Wanted to share a gem with you readers who love design and architecture and the like. Forrest Wilson has been as a laborer, a journeyman carpenter, a construction superintendent, a professor and adviser of architecture at Pratt/Parsons/Ohio U./Catholic U., the editor of Progressive Architecture, as well as a father. I believe this and Bridges Go From Here To There were his only books for children but feel free to correct me if I'm wrong. Not sure if his cut and paste oddity Build Your Own Moon Settlement is meant for children or just grownups with an awesome sense of imagination... I can't even ascertain online whether the man is still alive, but one thing is for sure. If you ever wanted to know what it feels like to be a building, you've come to the right place. From the intro...
Architecture can be understood by everyone. You can feel gravity, therefore you can begin to feel architecture. Buildings experience the same stresses and strains of gravity that man does himself. For this reason, it is possible to translate the basis laws of building into physical feeling.
Unusual drawings that explain how the column, beam, buttress and arch work.

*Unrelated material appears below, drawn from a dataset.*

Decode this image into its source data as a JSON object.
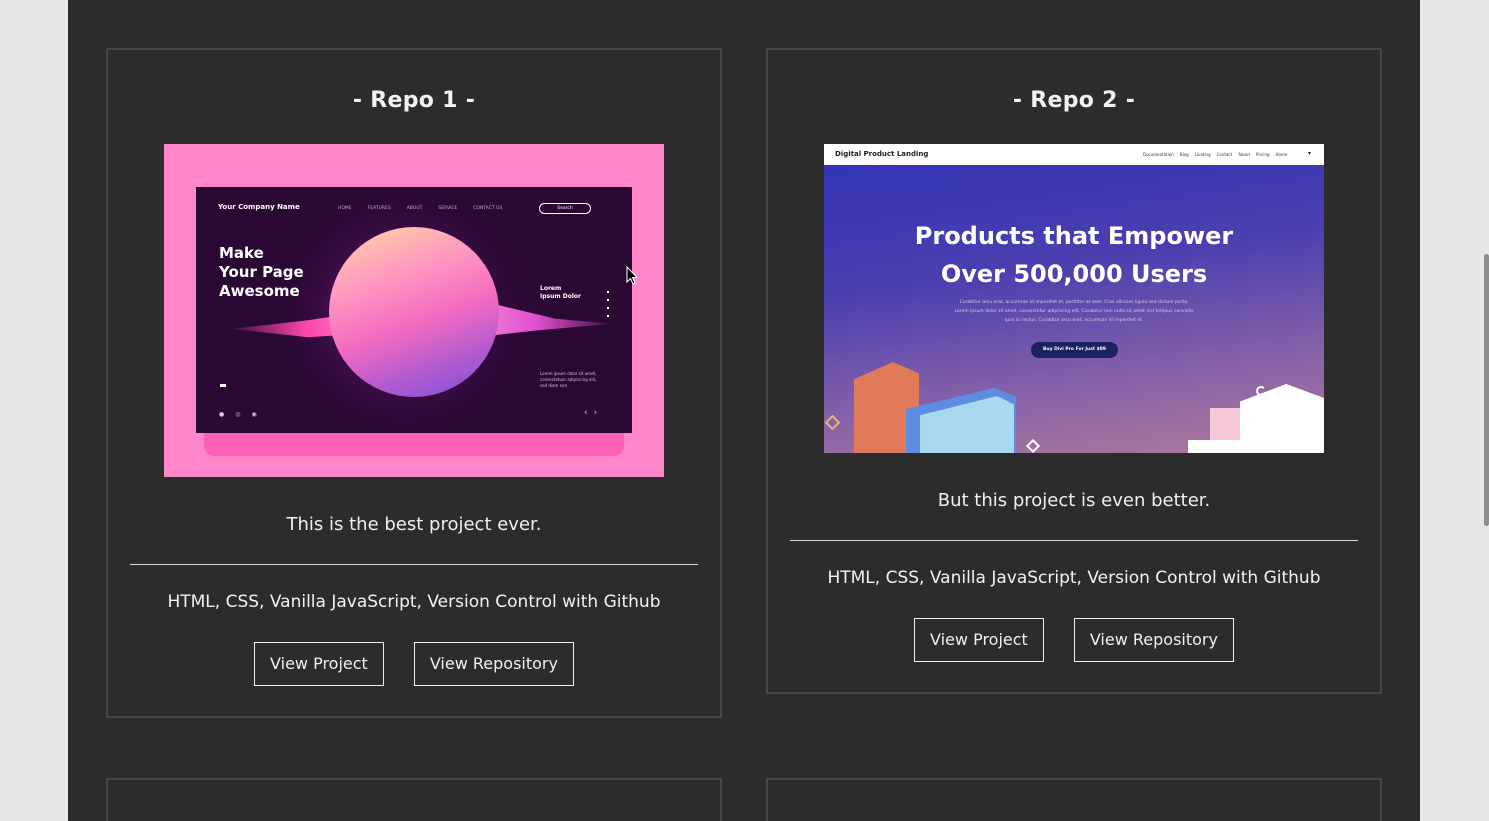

A great way to start a conversation with your child about the buildings that surround us and how they are created... all in a stylized package, wonderfully-evocative of the era when design and children's books met.
Read along on Facebook, tumblr, Twitter and Etsy